steak seasoning (rec: McCormick’s Montreal)
paprika, cayenne, red pepper flakes (for heat!)
Most things you buy can probably be frozen or fridged to increase shelf life, e.g. bread. Just toast and reheat to bring back to life. Frozen veggies are a great alternative to fresh ones as they are picked at peak deliciousness and are just so versatile and convenient. They certainly do not replace fresh ingredients, but seeing as how we aren’t gourmands on Iron Chef, frozen is a-okay. I am a huge fan of canned veggies, especially beans and tomatoes. Beans are great for chili and homemade Tex-Mex, so be sure to stock up on different kinds. Speaking of which, my Vegetarian Chili is killer, you MUST try it. It is definitely a recipe you want in your college cooking repertoire. Canned tomatoes come in a huge variety – cubed, diced, stewed, sun-dried,… all with varying juice contents and sweetness, so of course stock up on a few different kinds.
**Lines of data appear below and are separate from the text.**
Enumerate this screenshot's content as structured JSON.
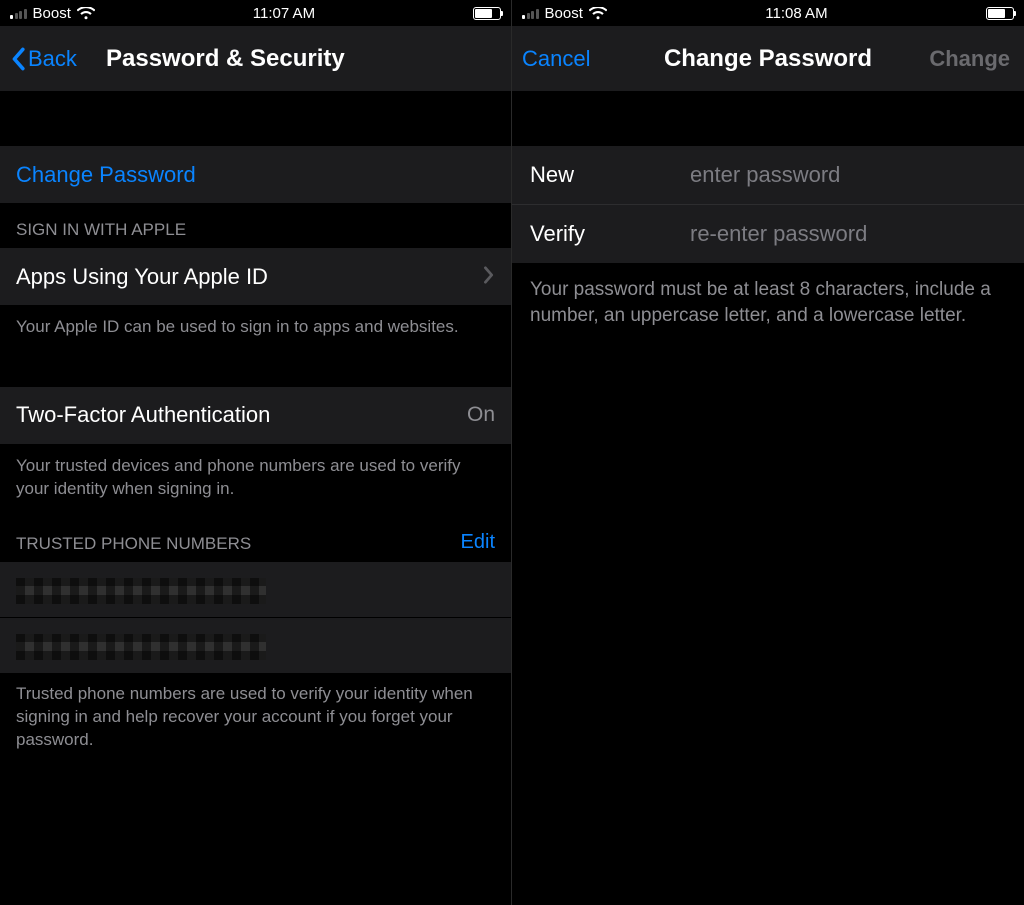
{
  "left": {
    "status": {
      "carrier": "Boost",
      "time": "11:07 AM"
    },
    "nav": {
      "back": "Back",
      "title": "Password & Security"
    },
    "change_password_label": "Change Password",
    "sign_in_header": "SIGN IN WITH APPLE",
    "apps_row_label": "Apps Using Your Apple ID",
    "apps_footer": "Your Apple ID can be used to sign in to apps and websites.",
    "tfa_label": "Two-Factor Authentication",
    "tfa_value": "On",
    "tfa_footer": "Your trusted devices and phone numbers are used to verify your identity when signing in.",
    "trusted_header": "TRUSTED PHONE NUMBERS",
    "edit_label": "Edit",
    "trusted_footer": "Trusted phone numbers are used to verify your identity when signing in and help recover your account if you forget your password."
  },
  "right": {
    "status": {
      "carrier": "Boost",
      "time": "11:08 AM"
    },
    "nav": {
      "cancel": "Cancel",
      "title": "Change Password",
      "change": "Change"
    },
    "fields": {
      "new_label": "New",
      "new_placeholder": "enter password",
      "verify_label": "Verify",
      "verify_placeholder": "re-enter password"
    },
    "hint": "Your password must be at least 8 characters, include a number, an uppercase letter, and a lowercase letter."
  }
}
You really don’t have to cook everyday to get a good meal. I end up cooking once or twice a week, freezing everything into smaller portions then slowly eating as the week progresses. It saves a lot of time and energy, and you still get to eat the tasty foods you prepare. Just an idea, that’s all. And here’s another idea, Spam Pasta – another to add to your repertoire.
The 2 ingredients college students ALWAYS have in their pantries? Dried pasta and Spam. If you don’t have it, get it! There is nothing EASIER and more SATISFYING and SIMPLE than Spam Pasta – quick to whip together, easy to impress, and it’s absolutely delicious. The colors are beautiful, and the parsley adds instant oomph and ‘gourmet’ into a Spam dish. My auntie Co Dung made it for a party once, and I’ve been making it for dinner, for parties, etc. ever since.
1 can Spam, bite-size cubes
1 lb fusilli or farfelle dried pasta
3/4 cup sun dried tomatoes, shredded
1 can (15 oz) diced tomatoes
1 bunch flat leaf parsley, roughly chopped
dash of salt
In a large pot, boil your pasta on the firmer side of al dente. They will be cooked later, so don’t over cook! Meanwhile…
In another large, heavy pot and on high heat, sear your cubed Spam meat until the outside is crispy. I like my Spam really browned – it gets rid of a lot of the fat, but also know that it makes the meat taste a lot saltier. Once cooked to your desire, remove from heat and throw onto a paper towel lined dish. This will help absorb more of the fat. In that same pot, throw in your strips of sun-dried tomatoes, canned tomatoes, and cooked pasta and toss in the residual fat (it’s all flavor).
Cook until pasta has softened (but not mushy!) and the tomatoes are well incorporated. Return Spam to pot and mix a few rounds. Taste-test, and add salt if needed.
Turn off heat, and remove from stove. Throw in a handful of coarsely chopped parlsey. Serve warm or at room temperature. Simple as that!
You don’t need a huge kitchen to make good food. You don’t even need that much time. A little planning coupled with a bit of kitchen savoir-faire, and you are on your way to some amazing meals fast. And though I am not a strong believer in following recipes, particularly with cooking, if you are (like the typical Berkeley student) slightly anal retentive, then let me introduce you to the kitchen god – or also known as, Everyday Food, a Martha Stewart publication and much loved magazine in our kitchen. If you have some extra dough (not the flour-y stuff), let me also recommend Everyday Food, the cookbook. Beautiful pictures, easy to follow recipes (categorized by season) complete with shopping lists and all. It’s a great resource. I hope you enjoyed this entry, dedicated to the college foodie. Until next time when we meet again in the kitchen!